Wart Treatment Warts Treatment -
George Woodbury MD 2/24/2023
Warts – also called Verruca Vulgaris – are a common skin problem that brings patients to Dermatologists like myself – now with over 30 years with Rheumatology and Dermatology Associates, Memphis TN. Let’s take a look at what warts are, how we diagnose the condition of warts, and options for wart treatment.
A wart is actually a type of skin infection with a virus that a person picks up from another person who has a wart. The condition can also be called a type of skin HPV, for Human Papilloma Virus, which is the type of DNA virus that leads to warts. Other types of Papillomavirus lead to infections of the cervix, the entry area to the uterus, and can be implicated in the development of cervical cancer.
Many Dermatologists diagnose warts simply by visual inspection, though if we are unsure whether a given lesion is a wart, we often remove it under a shot of local anesthetic, such as a Lidocaine or Bupivacaine shot, to get the lesion diagnosed by the Dermatopathology Laboratory. This type of test is called a “wart excision,” which is a type of “skin biopsy.” It generally takes one week to several weeks to get the results back from the laboratory.
If a Dermatologic Surgeon like myself sees a lesion that appears to be a wart but suspects a type of Skin Cancer, called a Squamous Cell Skin Cancer, or a Squamous Cell Carcinoma, and the laboratory diagnoses the lesion as a Squamous Cell Skin Cancer, then further surgery may be needed, to help to ensure that the edges of the specimen sent into the laboratory are clear of cancer.
What are the types of HPV or the types of Warts?
The most common type of Wart is what’s called Verruca Vulgaris, or Verrucae Vulgares. These growths can occur on any part of the body, as raised bumps, especially common on the hands and feet, or the arms and legs. The virus can be spread through shaving, so that one wart can easily become five warts, or even ten warts.
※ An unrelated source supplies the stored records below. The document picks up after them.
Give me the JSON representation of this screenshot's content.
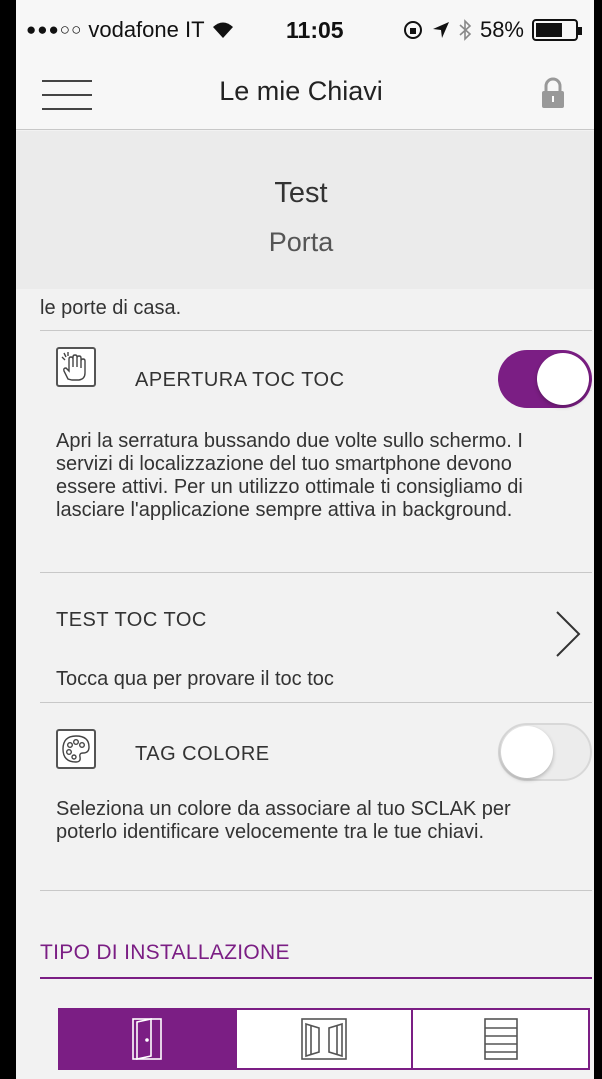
{
  "status_bar": {
    "signal_dots": "●●●○○",
    "carrier": "vodafone IT",
    "time": "11:05",
    "battery": "58%",
    "battery_level": 0.58
  },
  "nav": {
    "title": "Le mie Chiavi",
    "menu_icon": "hamburger-icon",
    "lock_icon": "lock-icon"
  },
  "header": {
    "title": "Test",
    "subtitle": "Porta"
  },
  "content": {
    "cut_text": "le porte di casa.",
    "toc_toc": {
      "label": "APERTURA TOC TOC",
      "icon": "knock-hand-icon",
      "enabled": true,
      "description": "Apri la serratura bussando due volte sullo schermo. I servizi di localizzazione del tuo smartphone devono essere attivi. Per un utilizzo ottimale ti consigliamo di lasciare l'applicazione sempre attiva in background."
    },
    "test_toc": {
      "label": "TEST TOC TOC",
      "description": "Tocca qua per provare il toc toc"
    },
    "tag_colore": {
      "label": "TAG COLORE",
      "icon": "palette-icon",
      "enabled": false,
      "description": "Seleziona un colore da associare al tuo SCLAK per poterlo identificare velocemente tra le tue chiavi."
    },
    "installation": {
      "section_title": "TIPO DI INSTALLAZIONE",
      "options": [
        {
          "icon": "door-icon",
          "selected": true
        },
        {
          "icon": "gate-icon",
          "selected": false
        },
        {
          "icon": "garage-door-icon",
          "selected": false
        }
      ]
    }
  },
  "colors": {
    "accent": "#7b1e84",
    "background": "#f2f2f2",
    "header_bg": "#ebebeb"
  }
}
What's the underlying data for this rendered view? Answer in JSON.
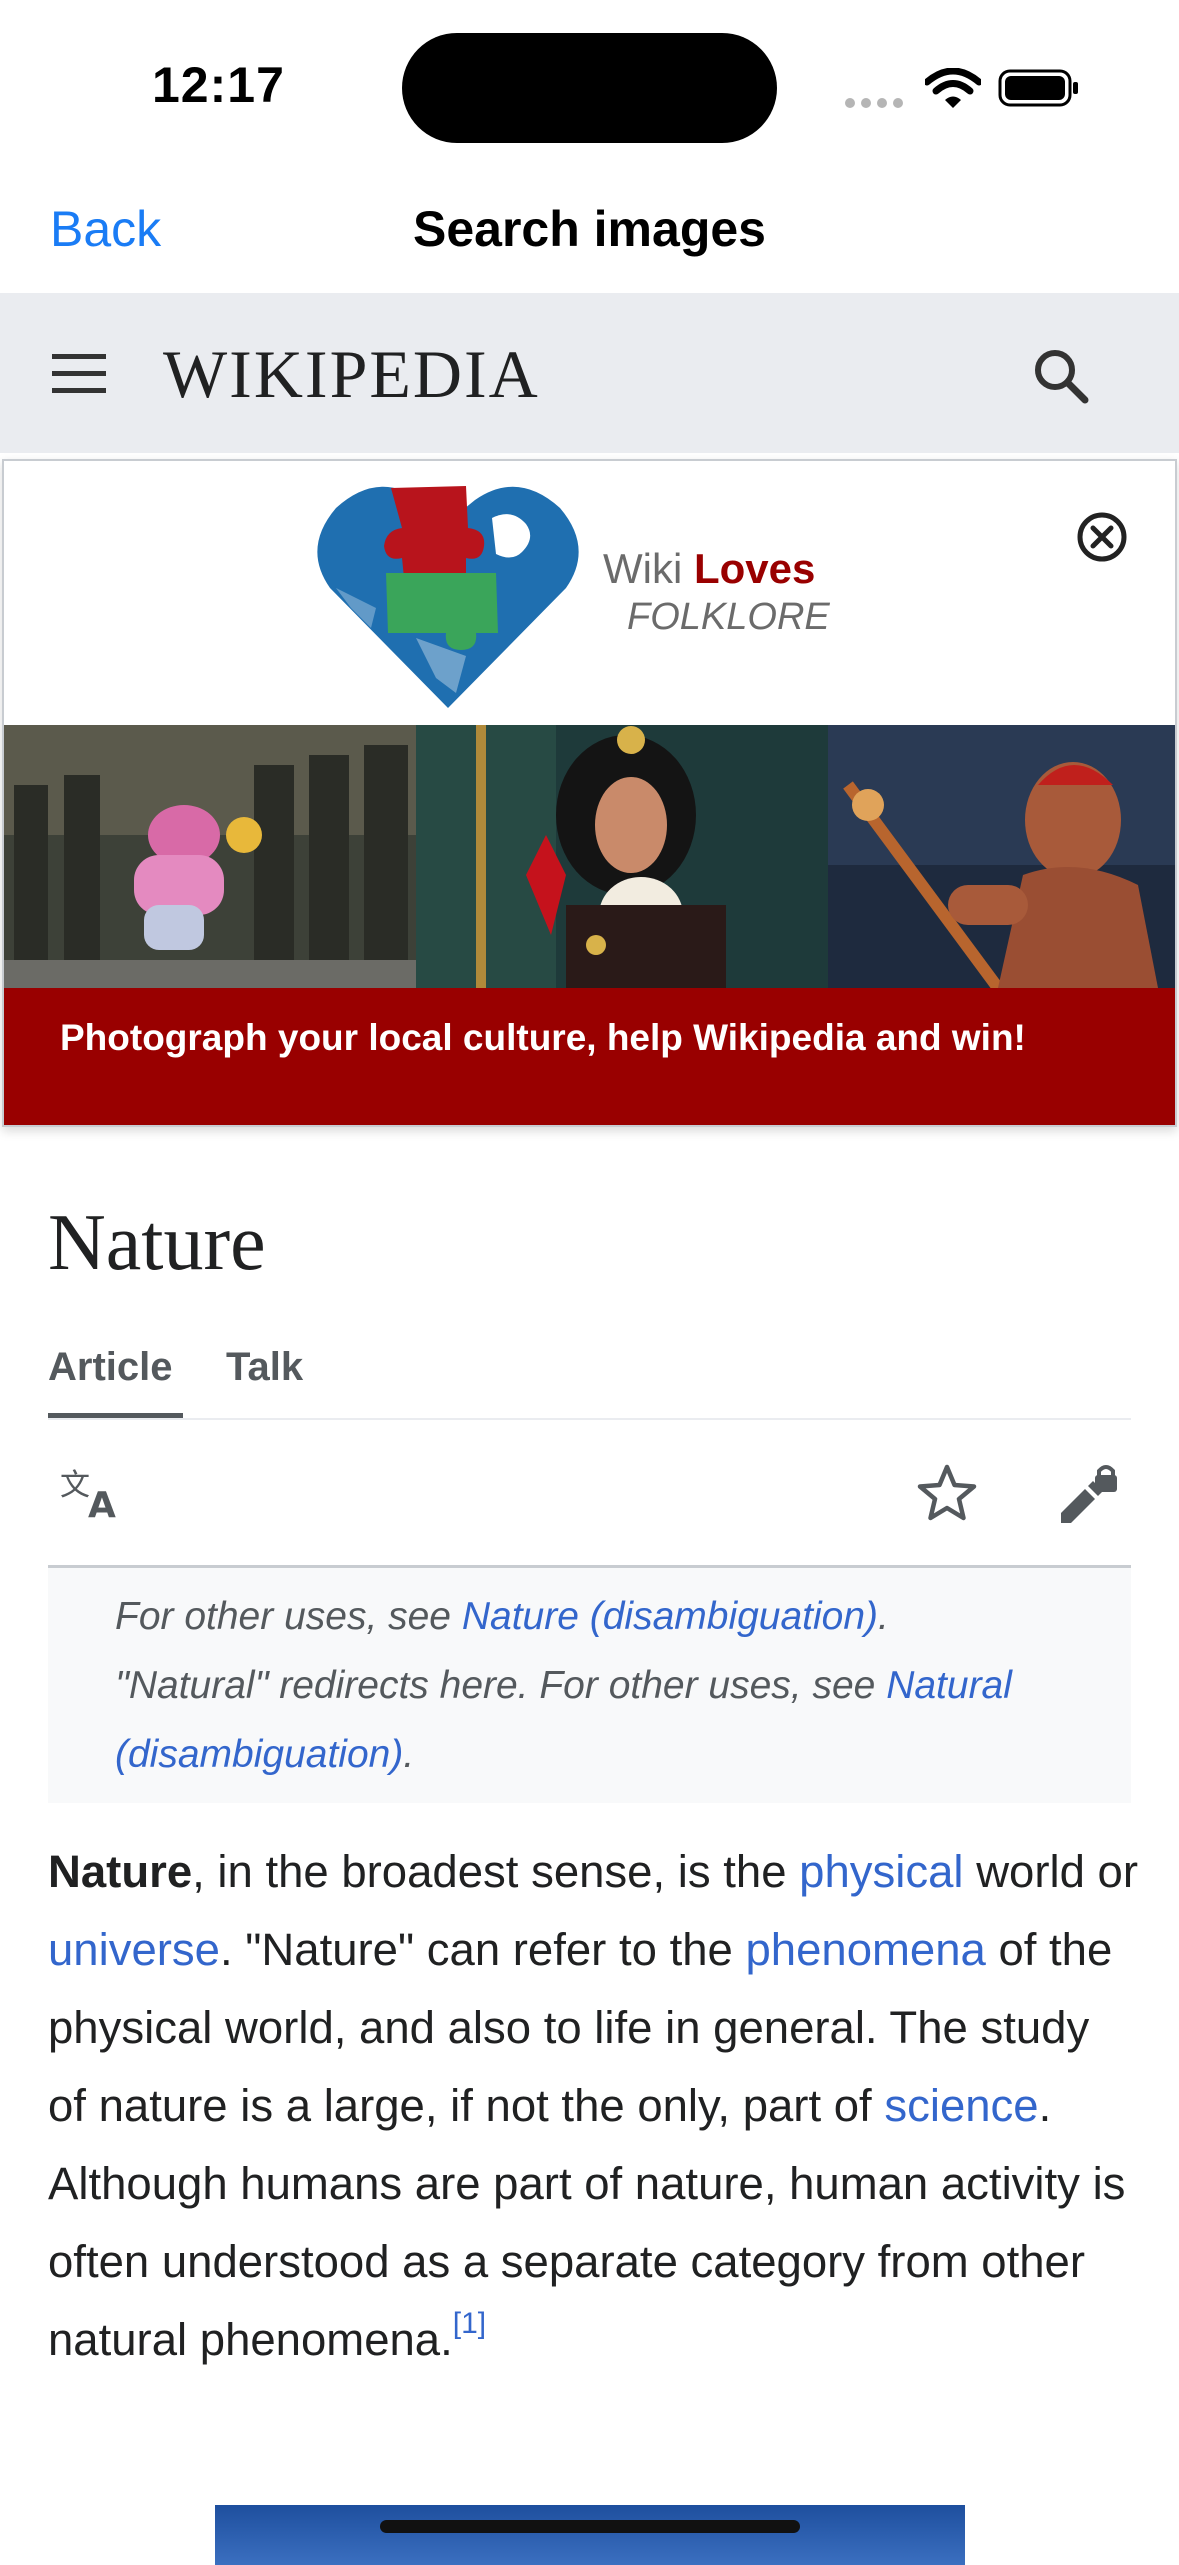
{
  "status_bar": {
    "time": "12:17"
  },
  "nav_bar": {
    "back_label": "Back",
    "title": "Search images"
  },
  "wiki_header": {
    "logo_text": "WIKIPEDIA"
  },
  "banner": {
    "logo_word1": "Wiki",
    "logo_word2": "Loves",
    "logo_word3": "FOLKLORE",
    "caption": "Photograph your local culture, help Wikipedia and win!",
    "colors": {
      "caption_bg": "#990000",
      "puzzle_blue": "#1f6fb0",
      "puzzle_red": "#b8141c",
      "puzzle_green": "#3aa55a"
    }
  },
  "article": {
    "title": "Nature",
    "tabs": [
      {
        "label": "Article",
        "selected": true
      },
      {
        "label": "Talk",
        "selected": false
      }
    ],
    "icons": [
      "translate-icon",
      "star-icon",
      "edit-lock-icon"
    ],
    "hatnotes": [
      {
        "pre": "For other uses, see ",
        "link": "Nature (disambiguation)",
        "post": "."
      },
      {
        "pre": "\"Natural\" redirects here. For other uses, see ",
        "link": "Natural (disambiguation)",
        "post": "."
      }
    ],
    "lead": {
      "bold": "Nature",
      "t1": ", in the broadest sense, is the ",
      "l1": "physical",
      "t2": " world or ",
      "l2": "universe",
      "t3": ". \"Nature\" can refer to the ",
      "l3": "phenomena",
      "t4": " of the physical world, and also to life in general. The study of nature is a large, if not the only, part of ",
      "l4": "science",
      "t5": ". Although humans are part of nature, human activity is often understood as a separate category from other natural phenomena.",
      "ref": "[1]"
    }
  },
  "colors": {
    "link": "#3366cc",
    "ios_blue": "#1a7cf5",
    "header_bg": "#eaecf0"
  }
}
Another common type of Wart is called a Plantar Wart, or Verruca Plantaris, meaning that the lesion occurs on the bottom of the hand or foot.
Another type of wart is one that develops beside the fingernail or toenail, making it into a “Periungual Wart.” Sometimes these periungual warts can grow underneath the toenail or fingernail, making them more difficult to treat, and at higher risk of growing back or ‘recurring.”
What populations are at higher risk of Warts?
Anyone can develop a Wart, but people with family members with Warts are definitely at higher risk of this infection. Furthermore, people who have close contact with other people, such as athletes, people living in dormitories, and people in prisons seem to be at higher risk, as well as people who are barefoot in communal showers or people who have sex with more than one sexual partner, possibly through increased skin-to-skin contact. I’ve certainly had many children coming for treatment of Warts who have been in ballet, TaeKwondo, karate, and kick boxing develop Warts, sometimes several.
What can be done for Wart Treatment?
The most common approach used by Dermatologists is what’s called Cryotherapy, application of liquid nitrogen, a very cold liquid that causes the wart or warts to blister, then to heal. This treatment often has to be done on more than one occasion.
Another Wart Treatment option used by the Dermatologic Surgeon is to cut out or “excise” the wart tissue, to get it evaluated by the laboratory. Even this treatment often has to be done more than once, because the wart tissue can sometimes grow back. Sometimes we cut out the wart – particularly deep or thick warts – then follow-up with a cryotherapy treatment several weeks later. Dermatologists often prefer to use cryotherapy first, because it often has a lower risk of leaving a scar.
Nonsurgical options include prescription imiquimod cream, prescription Condylox Gel (podophyllotoxin), over-the-counter salicylic acid products (such as Wart Off or Compound W), and prescription Tretinoin Cream or Gel (Retin A Cream or Gel). Sometimes we use a series of injections with interferon, or even a series of injections with Candida Antigen. And some Dermatologists use different types of laser therapy or laser treatments for Warts.
Be aware that I am also President of Big River Silk™ Skincare, an organic skincare company that distributes a helpful deep cleanser that’s helpful in keeping the skin healthy: AmberSoy™ Soap Gel. We also manufacture and distribute a best skin cream moisturizer (HypoShea Moisturizer Cream and HypoShea Oil). Check us out at https://www.Bigriversilkskincare.com.
So if you or a family member or friend, has a suspicious lesion, or any type of growth that may be a Wart of Verruca, consider seeing a “Dermatologist Near Me.” My own Memphis Dermatology practice since 1993 has been with Rheumatology and Dermatology Associates, 8143 Walnut Grove Road, Cordova TN 38018 (1-901-753-0168). Or you can find a Dermatologist closer to you by going to the American Academy of Dermatology web site, www.AAD.org, then plugging your zip code into the “Find a Dermatologist” tab. Don’t delay. Get examined today!
George Woodbury, Jr., M.D.